:: DIRECTIONS FOR THIS TASK ::
Reprint each record exactly. Pictures are not reprinted.

(Dataset excerpts)
= = = = = = =
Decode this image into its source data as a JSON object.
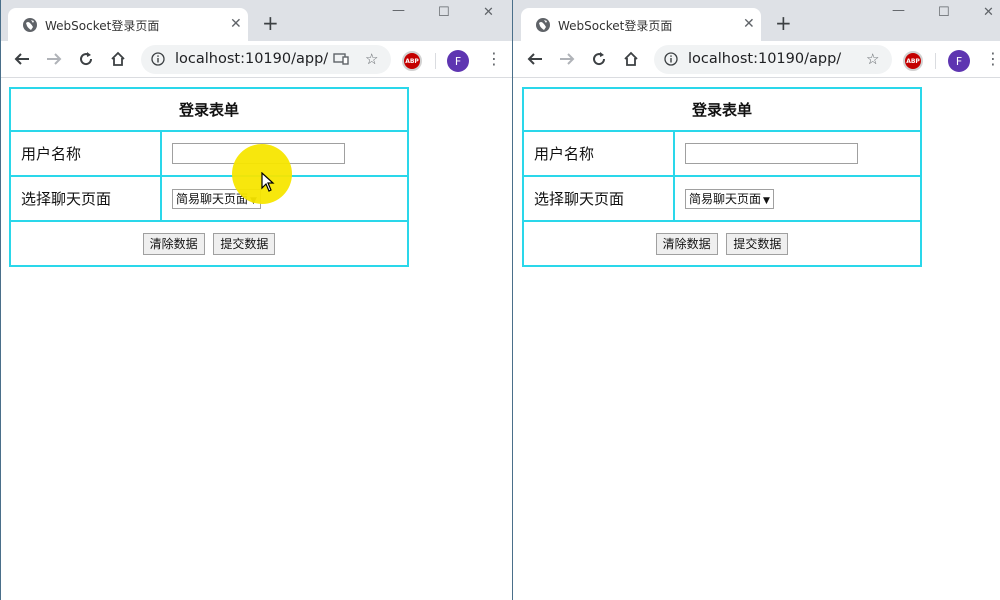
{
  "browser": {
    "tab_title": "WebSocket登录页面",
    "url": "localhost:10190/app/",
    "profile_initial": "F",
    "adblock_label": "ABP"
  },
  "form": {
    "title": "登录表单",
    "username_label": "用户名称",
    "username_value": "",
    "chat_label": "选择聊天页面",
    "chat_selected": "简易聊天页面",
    "clear_button": "清除数据",
    "submit_button": "提交数据"
  },
  "colors": {
    "table_border": "#2ad7ea",
    "cursor_highlight": "#f7e600",
    "profile": "#5e35b1"
  },
  "icons": [
    "globe-icon",
    "close-icon",
    "plus-icon",
    "back-arrow-icon",
    "forward-arrow-icon",
    "reload-icon",
    "home-icon",
    "info-icon",
    "cast-icon",
    "star-icon",
    "adblock-icon",
    "kebab-menu-icon",
    "minimize-icon",
    "maximize-icon",
    "window-close-icon",
    "mouse-cursor-icon"
  ]
}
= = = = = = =
:: COMPLETED EXERCISE ::
Decode this image into its source data as a JSON object.
{
  "browser": {
    "tab_title": "WebSocket登录页面",
    "url": "localhost:10190/app/",
    "profile_initial": "F",
    "adblock_label": "ABP"
  },
  "form": {
    "title": "登录表单",
    "username_label": "用户名称",
    "username_value": "",
    "chat_label": "选择聊天页面",
    "chat_selected": "简易聊天页面",
    "clear_button": "清除数据",
    "submit_button": "提交数据"
  },
  "colors": {
    "table_border": "#2ad7ea",
    "cursor_highlight": "#f7e600",
    "profile": "#5e35b1"
  },
  "icons": [
    "globe-icon",
    "close-icon",
    "plus-icon",
    "back-arrow-icon",
    "forward-arrow-icon",
    "reload-icon",
    "home-icon",
    "info-icon",
    "cast-icon",
    "star-icon",
    "adblock-icon",
    "kebab-menu-icon",
    "minimize-icon",
    "maximize-icon",
    "window-close-icon",
    "mouse-cursor-icon"
  ]
}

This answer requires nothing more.